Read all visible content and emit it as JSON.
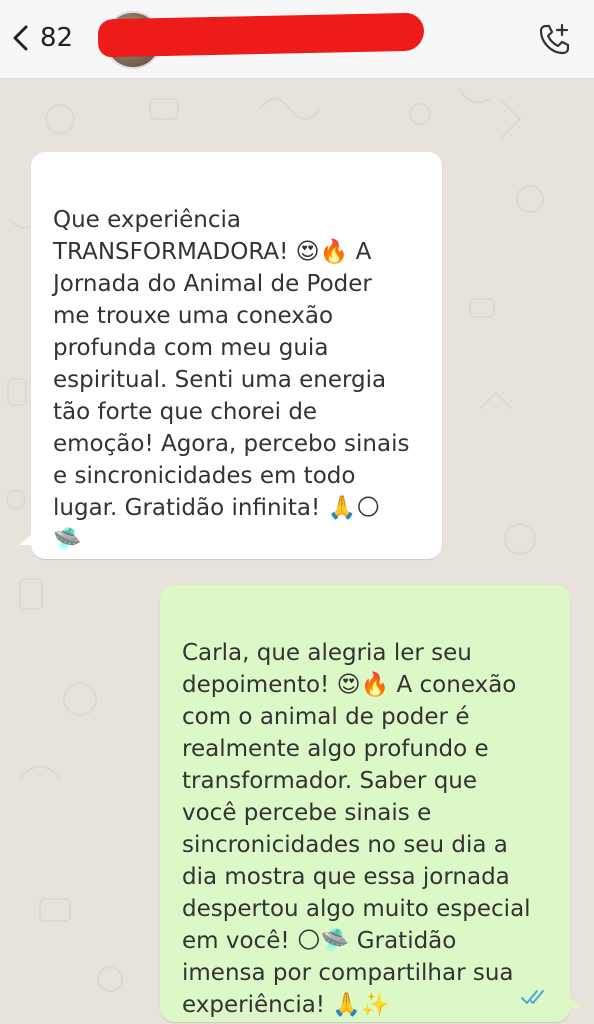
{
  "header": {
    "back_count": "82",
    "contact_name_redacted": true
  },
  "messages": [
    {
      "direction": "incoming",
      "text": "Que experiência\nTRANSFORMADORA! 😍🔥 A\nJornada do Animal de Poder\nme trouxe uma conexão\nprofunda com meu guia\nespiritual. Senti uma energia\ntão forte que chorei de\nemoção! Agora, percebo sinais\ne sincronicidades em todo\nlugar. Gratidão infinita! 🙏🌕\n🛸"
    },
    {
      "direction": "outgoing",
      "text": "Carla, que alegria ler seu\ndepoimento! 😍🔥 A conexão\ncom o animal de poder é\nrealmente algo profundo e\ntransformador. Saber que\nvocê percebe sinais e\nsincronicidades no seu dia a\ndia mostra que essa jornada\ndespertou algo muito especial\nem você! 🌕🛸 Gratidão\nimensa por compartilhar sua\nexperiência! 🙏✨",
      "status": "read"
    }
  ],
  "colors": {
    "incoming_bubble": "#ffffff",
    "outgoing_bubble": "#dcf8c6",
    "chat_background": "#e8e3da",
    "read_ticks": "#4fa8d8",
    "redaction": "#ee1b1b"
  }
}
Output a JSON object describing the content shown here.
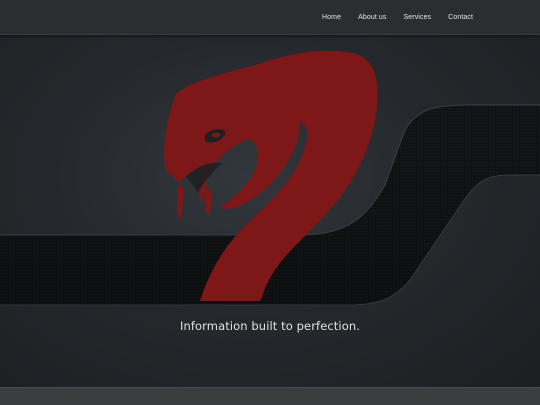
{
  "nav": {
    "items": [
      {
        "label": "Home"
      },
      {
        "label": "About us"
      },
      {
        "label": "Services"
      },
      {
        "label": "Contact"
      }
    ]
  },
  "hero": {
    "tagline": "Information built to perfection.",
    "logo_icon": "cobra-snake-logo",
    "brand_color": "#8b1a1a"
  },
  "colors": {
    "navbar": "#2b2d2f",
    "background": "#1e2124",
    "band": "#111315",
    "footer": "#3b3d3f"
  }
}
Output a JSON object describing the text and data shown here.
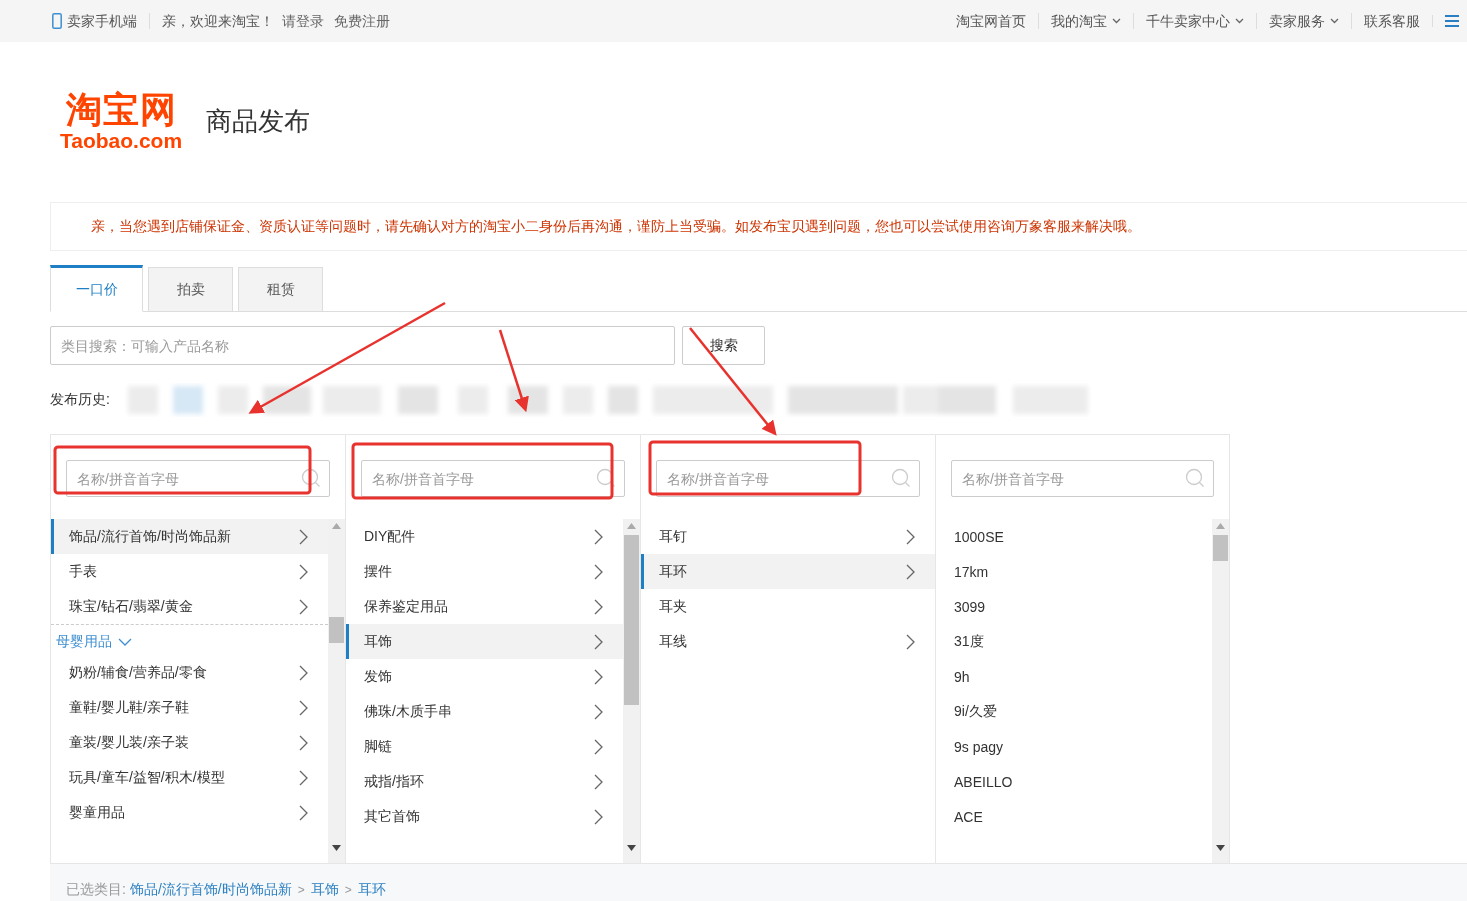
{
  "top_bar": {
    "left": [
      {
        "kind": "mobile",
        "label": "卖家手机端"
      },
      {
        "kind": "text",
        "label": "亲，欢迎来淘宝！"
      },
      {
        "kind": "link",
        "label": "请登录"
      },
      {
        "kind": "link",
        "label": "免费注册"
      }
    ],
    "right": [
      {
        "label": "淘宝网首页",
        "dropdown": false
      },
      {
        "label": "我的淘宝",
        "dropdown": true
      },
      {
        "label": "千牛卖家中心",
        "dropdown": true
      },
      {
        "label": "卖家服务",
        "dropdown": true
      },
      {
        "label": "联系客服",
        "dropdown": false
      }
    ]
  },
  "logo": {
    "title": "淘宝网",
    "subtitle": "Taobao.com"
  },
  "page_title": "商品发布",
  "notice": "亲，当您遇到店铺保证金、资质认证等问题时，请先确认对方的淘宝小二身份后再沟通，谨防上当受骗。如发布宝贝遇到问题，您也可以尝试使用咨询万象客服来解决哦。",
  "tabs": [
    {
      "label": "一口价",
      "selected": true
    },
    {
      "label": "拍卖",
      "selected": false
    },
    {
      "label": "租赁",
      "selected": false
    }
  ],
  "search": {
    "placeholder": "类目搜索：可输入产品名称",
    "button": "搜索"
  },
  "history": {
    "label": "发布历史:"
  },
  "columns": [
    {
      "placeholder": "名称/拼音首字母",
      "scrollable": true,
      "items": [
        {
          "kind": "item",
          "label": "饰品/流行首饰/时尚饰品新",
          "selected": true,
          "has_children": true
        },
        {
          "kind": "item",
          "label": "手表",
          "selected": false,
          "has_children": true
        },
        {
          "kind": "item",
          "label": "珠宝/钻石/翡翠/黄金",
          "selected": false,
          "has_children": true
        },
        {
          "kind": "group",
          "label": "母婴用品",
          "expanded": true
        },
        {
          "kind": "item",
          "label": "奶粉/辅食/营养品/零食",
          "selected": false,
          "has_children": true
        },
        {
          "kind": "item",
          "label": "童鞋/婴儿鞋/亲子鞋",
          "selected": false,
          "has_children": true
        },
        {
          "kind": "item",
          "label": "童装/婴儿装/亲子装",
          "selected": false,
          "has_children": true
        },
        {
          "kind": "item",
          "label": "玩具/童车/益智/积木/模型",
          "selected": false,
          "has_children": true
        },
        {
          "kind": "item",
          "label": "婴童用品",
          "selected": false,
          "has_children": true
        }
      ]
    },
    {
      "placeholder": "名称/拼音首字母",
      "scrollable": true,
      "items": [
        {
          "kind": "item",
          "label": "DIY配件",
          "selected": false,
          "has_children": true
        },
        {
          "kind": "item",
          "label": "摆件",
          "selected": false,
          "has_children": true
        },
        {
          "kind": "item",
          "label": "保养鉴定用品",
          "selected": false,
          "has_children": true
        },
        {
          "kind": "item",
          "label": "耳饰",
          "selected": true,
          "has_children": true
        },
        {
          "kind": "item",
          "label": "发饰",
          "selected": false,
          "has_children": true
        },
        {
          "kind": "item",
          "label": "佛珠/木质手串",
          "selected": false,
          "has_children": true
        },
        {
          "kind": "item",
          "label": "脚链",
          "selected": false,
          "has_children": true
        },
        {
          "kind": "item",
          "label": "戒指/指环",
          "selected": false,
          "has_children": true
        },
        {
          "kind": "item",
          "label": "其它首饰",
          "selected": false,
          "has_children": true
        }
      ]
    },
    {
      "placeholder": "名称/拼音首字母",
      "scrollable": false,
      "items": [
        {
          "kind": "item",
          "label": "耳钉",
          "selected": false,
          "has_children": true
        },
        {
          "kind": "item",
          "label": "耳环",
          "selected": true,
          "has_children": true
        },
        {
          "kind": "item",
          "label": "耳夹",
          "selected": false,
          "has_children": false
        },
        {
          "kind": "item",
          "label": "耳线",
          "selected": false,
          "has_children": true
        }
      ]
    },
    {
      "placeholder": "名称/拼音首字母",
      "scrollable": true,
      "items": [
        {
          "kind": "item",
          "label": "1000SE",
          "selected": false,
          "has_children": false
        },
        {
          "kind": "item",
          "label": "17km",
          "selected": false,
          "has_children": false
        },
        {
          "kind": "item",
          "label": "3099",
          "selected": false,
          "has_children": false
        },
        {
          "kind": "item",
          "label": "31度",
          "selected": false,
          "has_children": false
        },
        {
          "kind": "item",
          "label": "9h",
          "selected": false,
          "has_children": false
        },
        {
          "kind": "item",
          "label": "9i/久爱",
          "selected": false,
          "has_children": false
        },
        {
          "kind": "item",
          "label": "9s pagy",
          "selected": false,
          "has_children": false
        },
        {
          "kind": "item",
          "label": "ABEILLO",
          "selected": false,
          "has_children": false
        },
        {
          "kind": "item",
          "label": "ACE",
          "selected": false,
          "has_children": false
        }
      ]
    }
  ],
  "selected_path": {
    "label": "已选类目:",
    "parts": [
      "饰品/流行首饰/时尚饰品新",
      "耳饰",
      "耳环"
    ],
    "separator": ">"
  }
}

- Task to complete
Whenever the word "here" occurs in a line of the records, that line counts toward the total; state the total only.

- Exercise response
2